Social Media: More Than Just a Website

February 4, 2014

Company sites have been all the rage in online marketing throughout the 2000s.  They can provide sufficient details on services, mission statements, FAQs, contact information and more with the simple search of a company name.  While these websites still readily host all of this content, new platforms have recently taken the front seat in marketing strategies of business firms and organizations.Business-Social-Media

Companies are devoting more time, people and resources to having a social media presence through blogs, Twitter, LinkedIn and more.  The interactive nature of these sites and applications allows businesses to connect with existing, and prospective, clients on a deeper level to create a tighter relationship.

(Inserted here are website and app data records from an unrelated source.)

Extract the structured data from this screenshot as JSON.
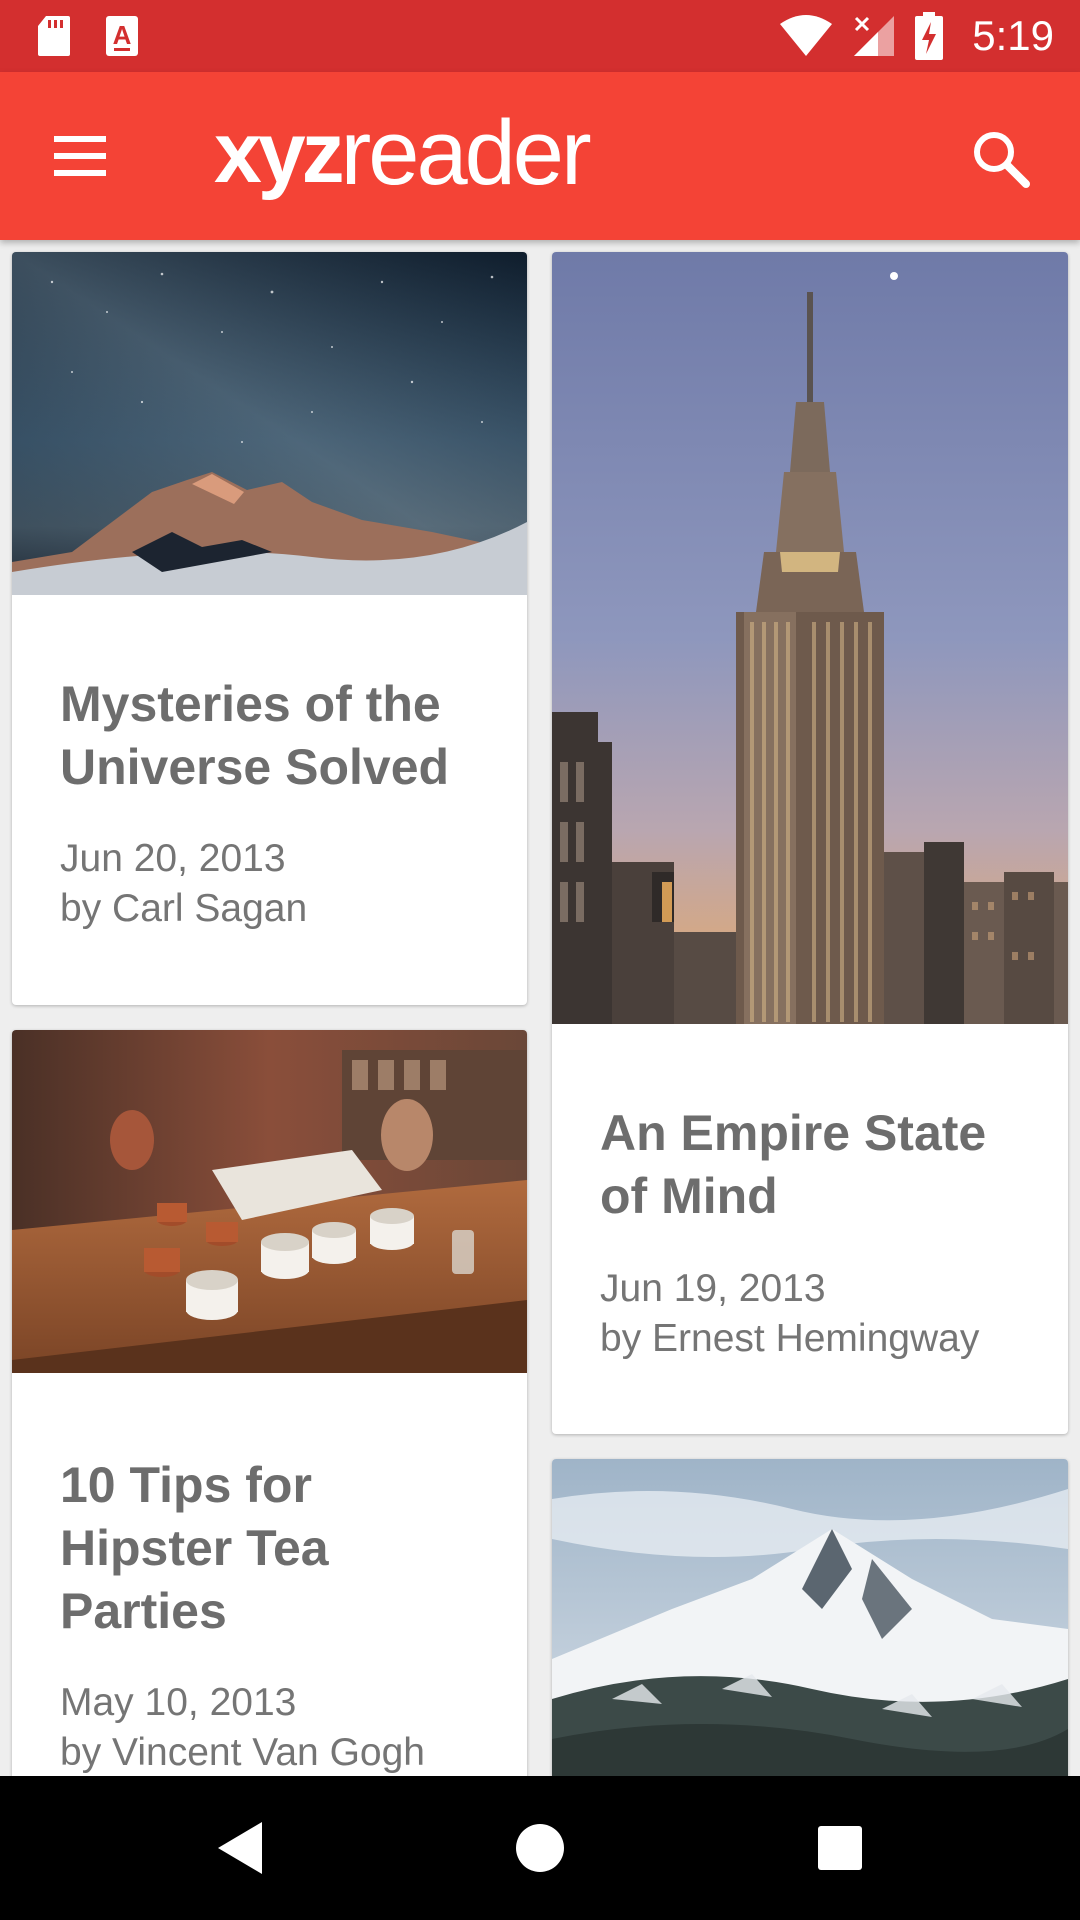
{
  "status_bar": {
    "time": "5:19",
    "icons": [
      "sd-card-icon",
      "app-notification-icon",
      "wifi-icon",
      "cell-signal-icon",
      "battery-charging-icon"
    ]
  },
  "app_bar": {
    "logo_bold": "xyz",
    "logo_regular": "reader",
    "menu_icon": "menu-icon",
    "search_icon": "search-icon"
  },
  "articles": [
    {
      "title": "Mysteries of the Universe Solved",
      "date": "Jun 20, 2013",
      "author": "by Carl Sagan"
    },
    {
      "title": "An Empire State of Mind",
      "date": "Jun 19, 2013",
      "author": "by Ernest Hemingway"
    },
    {
      "title": "10 Tips for Hipster Tea Parties",
      "date": "May 10, 2013",
      "author": "by Vincent Van Gogh"
    }
  ],
  "nav_bar": {
    "icons": [
      "back-icon",
      "home-icon",
      "recents-icon"
    ]
  },
  "colors": {
    "status_bar": "#d32f2f",
    "app_bar": "#f44336",
    "background": "#eeeeee",
    "title_text": "#6d6d6d",
    "meta_text": "#757575"
  }
}
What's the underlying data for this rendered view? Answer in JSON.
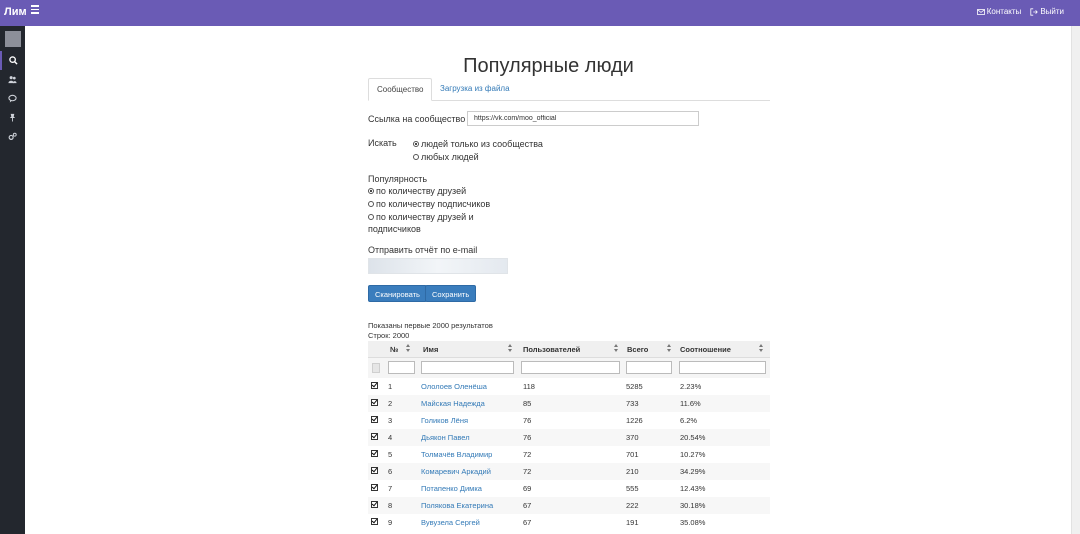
{
  "app": {
    "brand": "Лим"
  },
  "nav": {
    "contacts": "Контакты",
    "logout": "Выйти"
  },
  "page": {
    "title": "Популярные люди"
  },
  "tabs": [
    {
      "label": "Сообщество",
      "active": true
    },
    {
      "label": "Загрузка из файла",
      "active": false
    }
  ],
  "form": {
    "community_label": "Ссылка на сообщество",
    "community_value": "https://vk.com/moo_official",
    "search_label": "Искать",
    "search_options": [
      {
        "label": "людей только из сообщества",
        "selected": true
      },
      {
        "label": "любых людей",
        "selected": false
      }
    ],
    "popularity_label": "Популярность",
    "popularity_options": [
      {
        "label": "по количеству друзей",
        "selected": true
      },
      {
        "label": "по количеству подписчиков",
        "selected": false
      },
      {
        "label_line1": "по количеству друзей и",
        "label_line2": "подписчиков",
        "selected": false
      }
    ],
    "email_label": "Отправить отчёт по e-mail",
    "scan_button": "Сканировать",
    "save_button": "Сохранить"
  },
  "results": {
    "shown_text": "Показаны первые 2000 результатов",
    "rows_text": "Строк: 2000"
  },
  "table": {
    "headers": {
      "num": "№",
      "name": "Имя",
      "users": "Пользователей",
      "total": "Всего",
      "ratio": "Соотношение"
    },
    "rows": [
      {
        "num": "1",
        "name": "Ололоев Оленёша",
        "users": "118",
        "total": "5285",
        "ratio": "2.23%"
      },
      {
        "num": "2",
        "name": "Майская Надежда",
        "users": "85",
        "total": "733",
        "ratio": "11.6%"
      },
      {
        "num": "3",
        "name": "Голиков Лёня",
        "users": "76",
        "total": "1226",
        "ratio": "6.2%"
      },
      {
        "num": "4",
        "name": "Дьякон Павел",
        "users": "76",
        "total": "370",
        "ratio": "20.54%"
      },
      {
        "num": "5",
        "name": "Толмачёв Владимир",
        "users": "72",
        "total": "701",
        "ratio": "10.27%"
      },
      {
        "num": "6",
        "name": "Комаревич Аркадий",
        "users": "72",
        "total": "210",
        "ratio": "34.29%"
      },
      {
        "num": "7",
        "name": "Потапенко Димка",
        "users": "69",
        "total": "555",
        "ratio": "12.43%"
      },
      {
        "num": "8",
        "name": "Полякова Екатерина",
        "users": "67",
        "total": "222",
        "ratio": "30.18%"
      },
      {
        "num": "9",
        "name": "Вувузела Сергей",
        "users": "67",
        "total": "191",
        "ratio": "35.08%"
      }
    ]
  },
  "colors": {
    "topbar": "#6a5bb5",
    "sidebar": "#23272e",
    "link": "#337ab7",
    "button": "#3a7dbd"
  },
  "icons": {
    "sidebar": [
      "search-icon",
      "users-icon",
      "chat-icon",
      "pin-icon",
      "settings-icon"
    ],
    "nav": [
      "envelope-icon",
      "logout-icon"
    ]
  }
}
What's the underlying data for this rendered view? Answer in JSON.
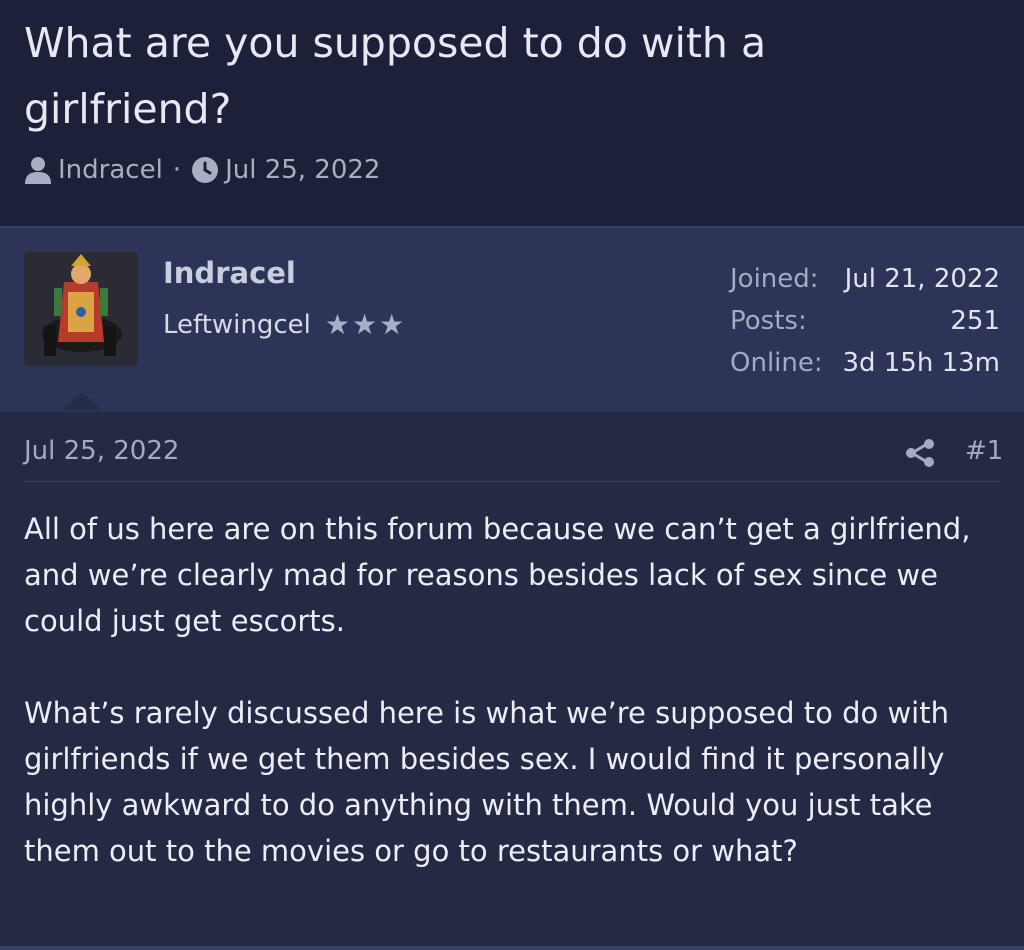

Focusing too much on your website?

We’re not saying your company site isn’t important.  Clients still want to have all your information available to them in one, easy to use location.  But that doesn’t mean they don’t want to be able to interact with you as well.

So, why not just give clients a call or send out traditional snail mail? 

Professionals born into this digital generation have no hesitation utilizing social media in business practice, but not everyone sees the benefits.  In order to keep a traditional organization afloat in an increasingly technological world, companies need to be wherever their clients are.

Think your clients aren’t using social media?

It may seem that companies you connect with still aren’t on social sites, however these online databases are the quickest growing channels of communication. Read the following statistics on the use of social media and its impact on business practices.

  • 76 percent of companies are using social networking for business objectives.
  • 55 percent of Americans aged 45-54 now have profiles with one or more social networking sites.
  • Every second, two new members join LinkedIn.
  • 53 percent of Twitter users recommend services or products through their account.
  • Close to 50 percent of legal firms reported that blogging and social networking helped produce leads for new clients in 2012.

The direction in which today’s business world is heading suggests that companies need to set an online presence.  Social media can be one of the simplest, quickest, most economical ways to promote your services – and to get others to do it for you.  If you want to dive in, but aren’t sure exactly what you’re doing, a good place to start might be finding out which social media sites your clients, competition, and similar or partner organizations use.

Have you joined in on today’s social media marketing? If not, are you ready to get started?

Three Point Marketing offers marketing support for professional service providers such as financial planners, attorneys, and accountants.